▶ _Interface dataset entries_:
⁂

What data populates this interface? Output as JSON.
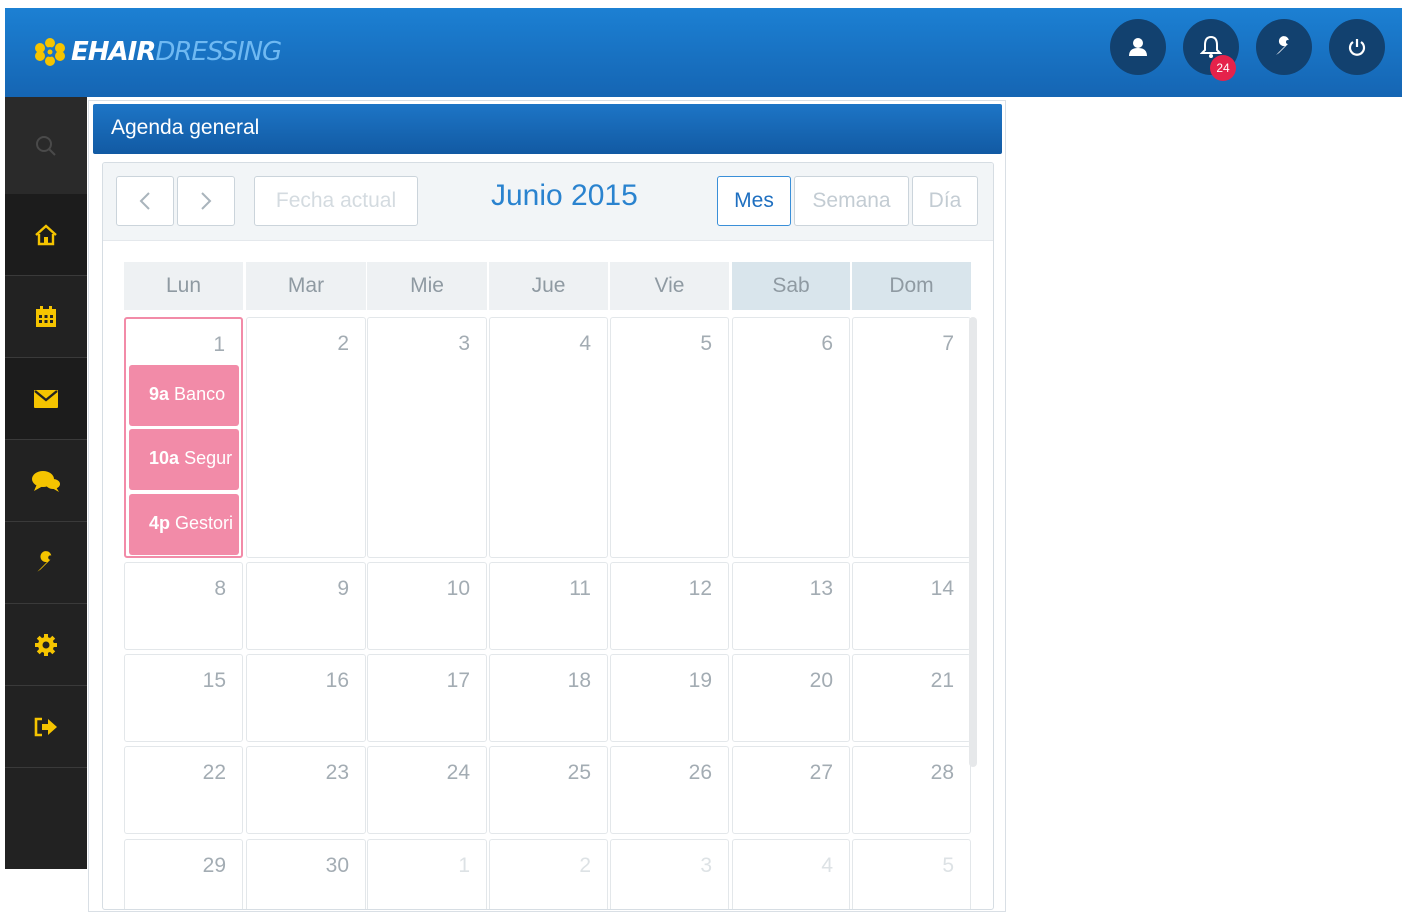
{
  "brand": {
    "part1": "EHAIR",
    "part2": "DRESSING",
    "mark_color": "#f5c400"
  },
  "header": {
    "icons": [
      {
        "name": "user-icon"
      },
      {
        "name": "bell-icon",
        "badge": "24"
      },
      {
        "name": "wrench-icon"
      },
      {
        "name": "power-icon"
      }
    ]
  },
  "sidebar": {
    "items": [
      {
        "name": "home-icon"
      },
      {
        "name": "calendar-icon"
      },
      {
        "name": "envelope-icon"
      },
      {
        "name": "chat-icon"
      },
      {
        "name": "wrench-icon"
      },
      {
        "name": "cog-icon"
      },
      {
        "name": "logout-icon"
      }
    ],
    "icon_color": "#f5c400"
  },
  "panel": {
    "title": "Agenda general"
  },
  "calendar": {
    "buttons": {
      "prev": "‹",
      "next": "›",
      "today": "Fecha actual",
      "month": "Mes",
      "week": "Semana",
      "day": "Día"
    },
    "title": "Junio 2015",
    "weekdays": [
      "Lun",
      "Mar",
      "Mie",
      "Jue",
      "Vie",
      "Sab",
      "Dom"
    ],
    "weeks": [
      [
        "1",
        "2",
        "3",
        "4",
        "5",
        "6",
        "7"
      ],
      [
        "8",
        "9",
        "10",
        "11",
        "12",
        "13",
        "14"
      ],
      [
        "15",
        "16",
        "17",
        "18",
        "19",
        "20",
        "21"
      ],
      [
        "22",
        "23",
        "24",
        "25",
        "26",
        "27",
        "28"
      ],
      [
        "29",
        "30",
        "1",
        "2",
        "3",
        "4",
        "5"
      ]
    ],
    "events": [
      {
        "time": "9a",
        "title": "Banco"
      },
      {
        "time": "10a",
        "title": "Segur"
      },
      {
        "time": "4p",
        "title": "Gestori"
      }
    ],
    "event_color": "#f28ba8"
  }
}
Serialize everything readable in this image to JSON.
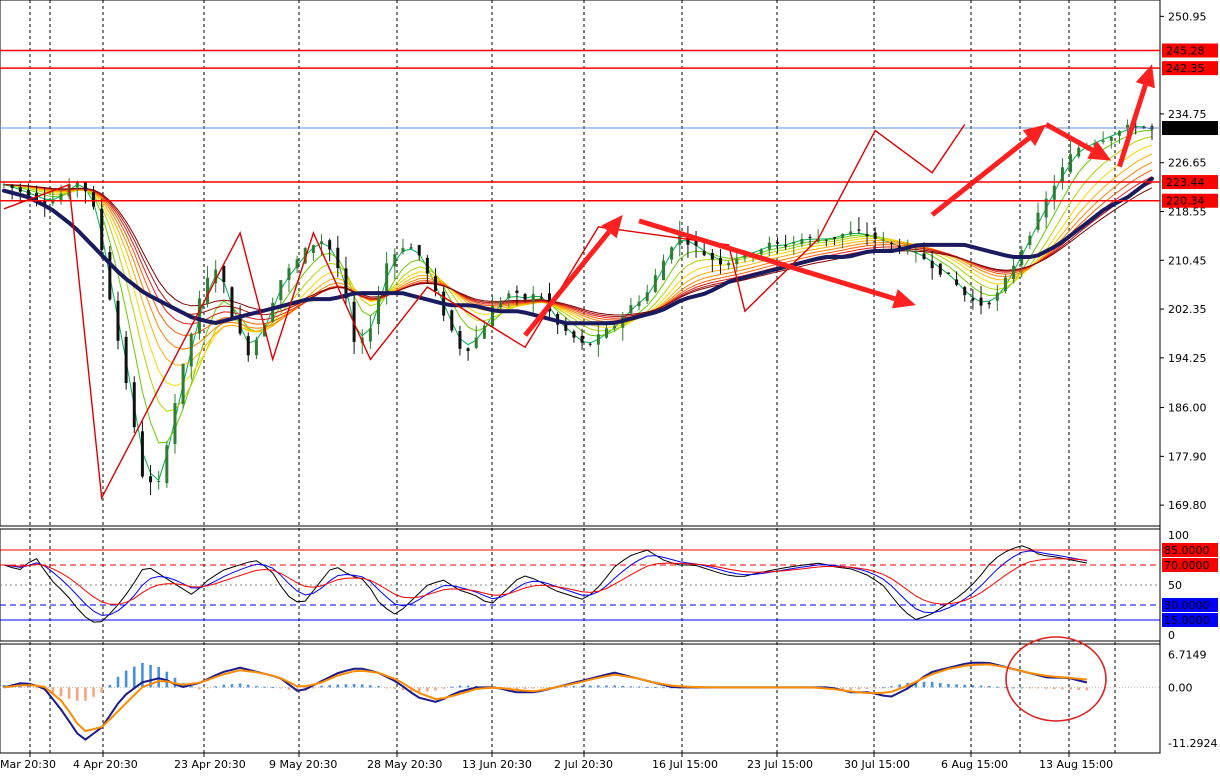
{
  "chart_data": {
    "type": "line",
    "colors": {
      "background": "#ffffff",
      "bull": "#2e7d32",
      "bear": "#111111",
      "level": "#ff0000",
      "oversold": "#0000ff",
      "trend_ma": "#1a1a5e",
      "signal": "#ff8c00",
      "hist_up": "#4a90e2",
      "hist_down": "#f4a582"
    },
    "x_labels": [
      "Mar 20:30",
      "4 Apr 20:30",
      "23 Apr 20:30",
      "9 May 20:30",
      "28 May 20:30",
      "13 Jun 20:30",
      "2 Jul 20:30",
      "16 Jul 15:00",
      "23 Jul 15:00",
      "30 Jul 15:00",
      "6 Aug 15:00",
      "13 Aug 15:00"
    ],
    "grid": true,
    "price_panel": {
      "y_ticks": [
        "250.95",
        "234.75",
        "226.65",
        "218.55",
        "210.45",
        "202.35",
        "194.25",
        "186.00",
        "177.90",
        "169.80"
      ],
      "ylim": [
        167,
        253
      ],
      "levels": [
        {
          "value": 245.28,
          "label": "245.28"
        },
        {
          "value": 242.35,
          "label": "242.35"
        },
        {
          "value": 223.44,
          "label": "223.44"
        },
        {
          "value": 220.34,
          "label": "220.34"
        }
      ],
      "current": {
        "value": 232.41,
        "label": "232.41"
      },
      "close_path": [
        223,
        222,
        221,
        220,
        222,
        224,
        218,
        203,
        190,
        175,
        172,
        185,
        196,
        206,
        210,
        200,
        195,
        200,
        207,
        210,
        213,
        214,
        208,
        195,
        200,
        210,
        213,
        212,
        206,
        200,
        195,
        198,
        203,
        205,
        204,
        205,
        200,
        198,
        196,
        198,
        200,
        203,
        205,
        210,
        215,
        213,
        211,
        210,
        211,
        212,
        213,
        213,
        214,
        214,
        214,
        215,
        215,
        214,
        213,
        212,
        211,
        209,
        207,
        204,
        203,
        205,
        210,
        215,
        220,
        225,
        229,
        230,
        231,
        232,
        233,
        232
      ],
      "trend_ma": [
        222,
        221,
        219,
        216,
        212,
        208,
        205,
        203,
        201,
        200,
        201,
        202,
        203,
        204,
        204,
        205,
        205,
        205,
        204,
        203,
        203,
        202,
        202,
        201,
        200,
        200,
        200,
        201,
        202,
        204,
        205,
        207,
        208,
        209,
        210,
        211,
        211,
        212,
        212,
        213,
        213,
        213,
        212,
        211,
        211,
        213,
        216,
        219,
        221,
        224
      ],
      "zigzag": [
        [
          0,
          219
        ],
        [
          8,
          223
        ],
        [
          12,
          171
        ],
        [
          29,
          215
        ],
        [
          33,
          194
        ],
        [
          38,
          215
        ],
        [
          45,
          194
        ],
        [
          52,
          206
        ],
        [
          64,
          196
        ],
        [
          73,
          216
        ],
        [
          89,
          213
        ],
        [
          91,
          202
        ],
        [
          100,
          214
        ],
        [
          107,
          232
        ],
        [
          114,
          225
        ],
        [
          118,
          233
        ]
      ],
      "arrows": [
        {
          "from": [
            64,
            198
          ],
          "to": [
            76,
            218
          ]
        },
        {
          "from": [
            78,
            217
          ],
          "to": [
            112,
            203
          ]
        },
        {
          "from": [
            114,
            218
          ],
          "to": [
            128,
            233
          ]
        },
        {
          "from": [
            128,
            233
          ],
          "to": [
            136,
            227
          ]
        },
        {
          "from": [
            137,
            226
          ],
          "to": [
            141,
            243
          ]
        }
      ]
    },
    "oscillator_panel": {
      "y_ticks": [
        "100",
        "50",
        "0"
      ],
      "ylim": [
        0,
        100
      ],
      "levels": [
        {
          "value": 85,
          "label": "85.0000",
          "color": "red",
          "dash": "solid"
        },
        {
          "value": 70,
          "label": "70.0000",
          "color": "red",
          "dash": "dash"
        },
        {
          "value": 30,
          "label": "30.0000",
          "color": "blue",
          "dash": "dash"
        },
        {
          "value": 15,
          "label": "15.0000",
          "color": "blue",
          "dash": "solid"
        }
      ],
      "fast": [
        70,
        65,
        78,
        55,
        40,
        20,
        10,
        25,
        45,
        70,
        60,
        50,
        40,
        55,
        65,
        70,
        75,
        65,
        40,
        30,
        50,
        70,
        60,
        55,
        30,
        20,
        35,
        50,
        55,
        45,
        40,
        30,
        45,
        60,
        55,
        45,
        40,
        35,
        50,
        70,
        80,
        85,
        75,
        70,
        70,
        65,
        60,
        58,
        62,
        65,
        68,
        70,
        72,
        68,
        66,
        60,
        50,
        30,
        15,
        20,
        30,
        40,
        55,
        75,
        85,
        90,
        80,
        78,
        75,
        72
      ]
    },
    "macd_panel": {
      "y_ticks": [
        "6.7149",
        "0.00",
        "-11.2924"
      ],
      "ylim": [
        -12.5,
        8
      ],
      "macd": [
        0,
        1,
        0,
        -5,
        -11,
        -8,
        -2,
        1,
        2,
        0,
        1,
        3,
        4,
        3,
        2,
        -1,
        1,
        3,
        4,
        3,
        1,
        -2,
        -3,
        -1,
        0,
        0,
        -1,
        -1,
        0,
        1,
        2,
        3,
        2,
        1,
        0,
        0,
        0,
        0,
        0,
        0,
        0,
        0,
        0,
        -1,
        -1,
        -2,
        0,
        3,
        4,
        5,
        5,
        4,
        3,
        2,
        2,
        1
      ],
      "signal": [
        0,
        0.5,
        0.3,
        -3,
        -9,
        -8,
        -4,
        0,
        1.5,
        0.5,
        1,
        2.5,
        3.5,
        3,
        2,
        0,
        0.8,
        2.5,
        3.5,
        3,
        1.5,
        -1,
        -2.5,
        -1.5,
        -0.3,
        0,
        -0.5,
        -0.8,
        0,
        0.8,
        1.8,
        2.6,
        2,
        1,
        0.3,
        0.1,
        0,
        0,
        0,
        0,
        0,
        0,
        -0.3,
        -0.8,
        -1.2,
        -1,
        0.5,
        2.5,
        3.8,
        4.5,
        4.7,
        4,
        3,
        2.3,
        2,
        1.6
      ],
      "hist": [
        0.5,
        0.8,
        -0.5,
        -2,
        -3,
        -1,
        3,
        5,
        4,
        1,
        -0.5,
        0.5,
        0.8,
        0.2,
        0,
        -1,
        0.3,
        0.6,
        0.7,
        0.3,
        -0.4,
        -1,
        -0.6,
        0.4,
        0.3,
        0,
        -0.4,
        -0.2,
        0.1,
        0.3,
        0.4,
        0.4,
        0.2,
        0.1,
        0,
        0,
        0,
        0,
        0,
        0,
        0,
        0,
        -0.4,
        -0.5,
        -0.3,
        0.2,
        1,
        1.2,
        0.7,
        0.5,
        0.3,
        0,
        0,
        -0.3,
        -0.4,
        -0.6
      ]
    }
  }
}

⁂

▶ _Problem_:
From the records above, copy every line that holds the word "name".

▶ _Response box_:
        "name": "user-icon"
        "name": "bell-icon",
        "name": "wrench-icon"
        "name": "power-icon"
        "name": "home-icon"
        "name": "calendar-icon"
        "name": "envelope-icon"
        "name": "chat-icon"
        "name": "wrench-icon"
        "name": "cog-icon"
        "name": "logout-icon"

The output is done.